**TASK DETAILS:** Establish how many lines in the material include the string "jadeivett" and report it as a lone number.
┄┄┄┄┄┄┄┄┄┄┄┄┄┄┄┄┄┄┄┄
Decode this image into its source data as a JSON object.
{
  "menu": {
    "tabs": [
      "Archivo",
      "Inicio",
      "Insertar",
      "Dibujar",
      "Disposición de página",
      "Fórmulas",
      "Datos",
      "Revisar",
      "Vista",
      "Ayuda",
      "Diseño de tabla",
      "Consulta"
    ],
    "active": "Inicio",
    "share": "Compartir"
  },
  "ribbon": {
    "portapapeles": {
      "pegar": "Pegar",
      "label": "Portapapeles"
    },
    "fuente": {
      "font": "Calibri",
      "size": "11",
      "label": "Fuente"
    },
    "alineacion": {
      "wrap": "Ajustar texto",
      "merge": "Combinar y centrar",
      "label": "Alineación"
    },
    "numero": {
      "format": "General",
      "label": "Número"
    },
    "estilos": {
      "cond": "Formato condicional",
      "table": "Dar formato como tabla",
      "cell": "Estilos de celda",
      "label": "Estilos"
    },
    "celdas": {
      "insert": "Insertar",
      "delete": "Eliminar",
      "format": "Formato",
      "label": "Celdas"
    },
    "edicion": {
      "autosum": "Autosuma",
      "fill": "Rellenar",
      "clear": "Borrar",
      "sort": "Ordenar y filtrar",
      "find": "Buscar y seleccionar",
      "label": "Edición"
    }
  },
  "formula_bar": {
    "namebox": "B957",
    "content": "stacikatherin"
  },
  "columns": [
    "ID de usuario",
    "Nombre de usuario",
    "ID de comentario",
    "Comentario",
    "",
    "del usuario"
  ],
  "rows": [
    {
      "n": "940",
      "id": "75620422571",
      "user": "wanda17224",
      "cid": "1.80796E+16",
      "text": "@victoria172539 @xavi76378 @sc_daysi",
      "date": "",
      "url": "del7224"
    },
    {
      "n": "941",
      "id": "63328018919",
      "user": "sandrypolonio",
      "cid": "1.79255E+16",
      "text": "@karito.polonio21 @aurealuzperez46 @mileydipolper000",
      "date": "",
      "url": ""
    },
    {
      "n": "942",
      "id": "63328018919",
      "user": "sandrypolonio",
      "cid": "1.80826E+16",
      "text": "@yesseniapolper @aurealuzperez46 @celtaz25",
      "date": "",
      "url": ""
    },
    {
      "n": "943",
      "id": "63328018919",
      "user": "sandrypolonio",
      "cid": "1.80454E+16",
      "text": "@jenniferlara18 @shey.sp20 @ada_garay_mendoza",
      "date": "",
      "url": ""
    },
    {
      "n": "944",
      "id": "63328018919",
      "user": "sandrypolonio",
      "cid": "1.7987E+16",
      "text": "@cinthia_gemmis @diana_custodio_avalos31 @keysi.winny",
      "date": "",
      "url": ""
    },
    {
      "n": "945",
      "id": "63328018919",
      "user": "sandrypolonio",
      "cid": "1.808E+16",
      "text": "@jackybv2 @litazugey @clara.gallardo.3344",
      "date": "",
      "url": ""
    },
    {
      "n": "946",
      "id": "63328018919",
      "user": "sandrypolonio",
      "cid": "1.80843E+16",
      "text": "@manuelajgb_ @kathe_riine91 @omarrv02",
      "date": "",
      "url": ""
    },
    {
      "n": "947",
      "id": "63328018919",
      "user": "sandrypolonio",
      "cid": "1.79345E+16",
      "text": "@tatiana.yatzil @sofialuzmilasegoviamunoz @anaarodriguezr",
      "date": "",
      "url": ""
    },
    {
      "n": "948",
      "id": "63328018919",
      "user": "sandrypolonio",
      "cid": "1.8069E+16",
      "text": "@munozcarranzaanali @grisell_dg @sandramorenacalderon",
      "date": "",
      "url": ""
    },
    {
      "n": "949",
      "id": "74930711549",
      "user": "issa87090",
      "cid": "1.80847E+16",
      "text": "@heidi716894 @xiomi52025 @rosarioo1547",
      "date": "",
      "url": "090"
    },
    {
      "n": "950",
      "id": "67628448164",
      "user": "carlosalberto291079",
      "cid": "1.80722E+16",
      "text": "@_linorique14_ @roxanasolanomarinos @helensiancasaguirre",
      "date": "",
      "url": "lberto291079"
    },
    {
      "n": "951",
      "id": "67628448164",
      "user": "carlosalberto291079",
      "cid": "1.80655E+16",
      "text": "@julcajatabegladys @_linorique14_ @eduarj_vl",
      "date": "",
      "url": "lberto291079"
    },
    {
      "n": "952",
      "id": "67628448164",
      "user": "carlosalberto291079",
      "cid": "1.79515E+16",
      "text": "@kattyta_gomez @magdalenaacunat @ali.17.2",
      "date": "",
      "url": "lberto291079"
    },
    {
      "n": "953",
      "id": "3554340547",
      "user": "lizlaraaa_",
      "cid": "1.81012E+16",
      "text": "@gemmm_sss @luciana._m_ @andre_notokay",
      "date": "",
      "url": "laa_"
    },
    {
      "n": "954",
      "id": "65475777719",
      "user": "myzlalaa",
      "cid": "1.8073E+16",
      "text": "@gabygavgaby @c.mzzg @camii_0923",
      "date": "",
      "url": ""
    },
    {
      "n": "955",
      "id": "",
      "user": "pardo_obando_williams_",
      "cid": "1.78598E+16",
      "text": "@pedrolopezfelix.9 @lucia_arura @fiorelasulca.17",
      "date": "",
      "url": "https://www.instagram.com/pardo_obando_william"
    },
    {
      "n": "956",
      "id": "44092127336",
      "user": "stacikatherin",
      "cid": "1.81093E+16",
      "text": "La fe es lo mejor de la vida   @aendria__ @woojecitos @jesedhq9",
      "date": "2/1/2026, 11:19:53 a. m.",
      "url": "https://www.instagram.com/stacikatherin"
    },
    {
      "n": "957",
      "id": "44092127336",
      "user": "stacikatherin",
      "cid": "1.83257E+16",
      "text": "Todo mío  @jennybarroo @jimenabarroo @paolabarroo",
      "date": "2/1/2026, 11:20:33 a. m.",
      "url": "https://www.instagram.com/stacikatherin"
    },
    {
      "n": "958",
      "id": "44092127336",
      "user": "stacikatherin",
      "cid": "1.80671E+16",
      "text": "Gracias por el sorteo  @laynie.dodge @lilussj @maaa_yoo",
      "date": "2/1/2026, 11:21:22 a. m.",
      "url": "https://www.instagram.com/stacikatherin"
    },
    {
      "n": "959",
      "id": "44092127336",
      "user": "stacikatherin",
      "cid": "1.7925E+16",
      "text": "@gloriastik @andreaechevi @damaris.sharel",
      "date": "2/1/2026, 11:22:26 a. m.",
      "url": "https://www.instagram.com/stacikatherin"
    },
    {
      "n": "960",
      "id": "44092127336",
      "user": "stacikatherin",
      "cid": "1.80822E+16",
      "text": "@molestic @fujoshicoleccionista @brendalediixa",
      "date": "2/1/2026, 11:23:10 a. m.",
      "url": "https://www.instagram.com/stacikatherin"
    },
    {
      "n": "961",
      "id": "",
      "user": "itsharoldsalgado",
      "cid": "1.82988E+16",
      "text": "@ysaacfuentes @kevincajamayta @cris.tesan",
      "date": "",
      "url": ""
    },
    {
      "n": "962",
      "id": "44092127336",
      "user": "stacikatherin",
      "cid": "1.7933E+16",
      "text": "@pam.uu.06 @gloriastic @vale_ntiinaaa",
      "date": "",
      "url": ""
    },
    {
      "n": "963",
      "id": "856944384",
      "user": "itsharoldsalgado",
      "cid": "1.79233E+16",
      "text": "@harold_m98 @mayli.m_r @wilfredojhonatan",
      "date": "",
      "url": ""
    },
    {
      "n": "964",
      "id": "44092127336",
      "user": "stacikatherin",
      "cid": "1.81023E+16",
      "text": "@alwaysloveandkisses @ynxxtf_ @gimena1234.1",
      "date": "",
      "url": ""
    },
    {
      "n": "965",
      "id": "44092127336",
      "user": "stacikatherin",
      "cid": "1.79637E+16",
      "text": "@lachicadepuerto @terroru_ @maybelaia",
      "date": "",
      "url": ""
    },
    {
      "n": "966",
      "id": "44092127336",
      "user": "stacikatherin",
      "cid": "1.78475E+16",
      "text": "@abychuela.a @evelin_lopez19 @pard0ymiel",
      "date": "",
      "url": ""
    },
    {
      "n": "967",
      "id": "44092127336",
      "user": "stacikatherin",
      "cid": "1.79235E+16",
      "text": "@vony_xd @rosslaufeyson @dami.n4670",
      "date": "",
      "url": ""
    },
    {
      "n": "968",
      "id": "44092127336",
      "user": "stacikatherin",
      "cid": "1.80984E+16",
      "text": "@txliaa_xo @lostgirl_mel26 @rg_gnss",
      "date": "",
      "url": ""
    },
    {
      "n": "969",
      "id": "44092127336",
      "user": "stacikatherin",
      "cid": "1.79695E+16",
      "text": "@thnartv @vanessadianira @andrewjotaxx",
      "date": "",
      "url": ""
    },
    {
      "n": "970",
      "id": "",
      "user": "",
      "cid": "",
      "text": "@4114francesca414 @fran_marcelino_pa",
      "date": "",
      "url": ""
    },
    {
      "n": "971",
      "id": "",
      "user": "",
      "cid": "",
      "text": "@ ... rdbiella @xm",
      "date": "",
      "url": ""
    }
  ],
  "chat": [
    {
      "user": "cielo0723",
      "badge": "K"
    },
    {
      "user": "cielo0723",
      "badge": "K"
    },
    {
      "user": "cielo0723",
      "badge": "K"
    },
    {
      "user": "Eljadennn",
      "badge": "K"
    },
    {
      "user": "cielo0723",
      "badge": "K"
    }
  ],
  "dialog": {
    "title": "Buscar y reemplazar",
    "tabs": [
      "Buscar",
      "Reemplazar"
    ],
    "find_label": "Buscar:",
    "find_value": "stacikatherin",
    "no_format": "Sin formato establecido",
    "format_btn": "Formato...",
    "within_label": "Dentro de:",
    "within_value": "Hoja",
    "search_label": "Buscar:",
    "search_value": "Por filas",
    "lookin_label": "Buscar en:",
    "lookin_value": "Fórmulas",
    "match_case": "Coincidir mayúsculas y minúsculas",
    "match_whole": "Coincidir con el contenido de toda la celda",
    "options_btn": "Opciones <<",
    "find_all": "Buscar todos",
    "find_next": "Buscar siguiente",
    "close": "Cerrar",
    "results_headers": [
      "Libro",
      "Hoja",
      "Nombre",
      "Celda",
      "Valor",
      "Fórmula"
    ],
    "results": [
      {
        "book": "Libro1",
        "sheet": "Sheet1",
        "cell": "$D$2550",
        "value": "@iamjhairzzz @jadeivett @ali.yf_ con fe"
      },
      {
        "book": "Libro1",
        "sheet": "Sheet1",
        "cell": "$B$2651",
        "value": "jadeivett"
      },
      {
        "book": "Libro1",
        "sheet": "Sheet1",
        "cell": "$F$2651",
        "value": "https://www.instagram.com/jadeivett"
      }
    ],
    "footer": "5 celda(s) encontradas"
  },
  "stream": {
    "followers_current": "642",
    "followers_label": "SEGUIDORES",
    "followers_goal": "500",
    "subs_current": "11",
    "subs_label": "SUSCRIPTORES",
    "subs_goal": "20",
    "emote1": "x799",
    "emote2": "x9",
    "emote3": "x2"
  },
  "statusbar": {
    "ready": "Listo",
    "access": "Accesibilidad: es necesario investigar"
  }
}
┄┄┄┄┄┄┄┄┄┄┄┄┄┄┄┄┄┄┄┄
**TASK RESULT:** 3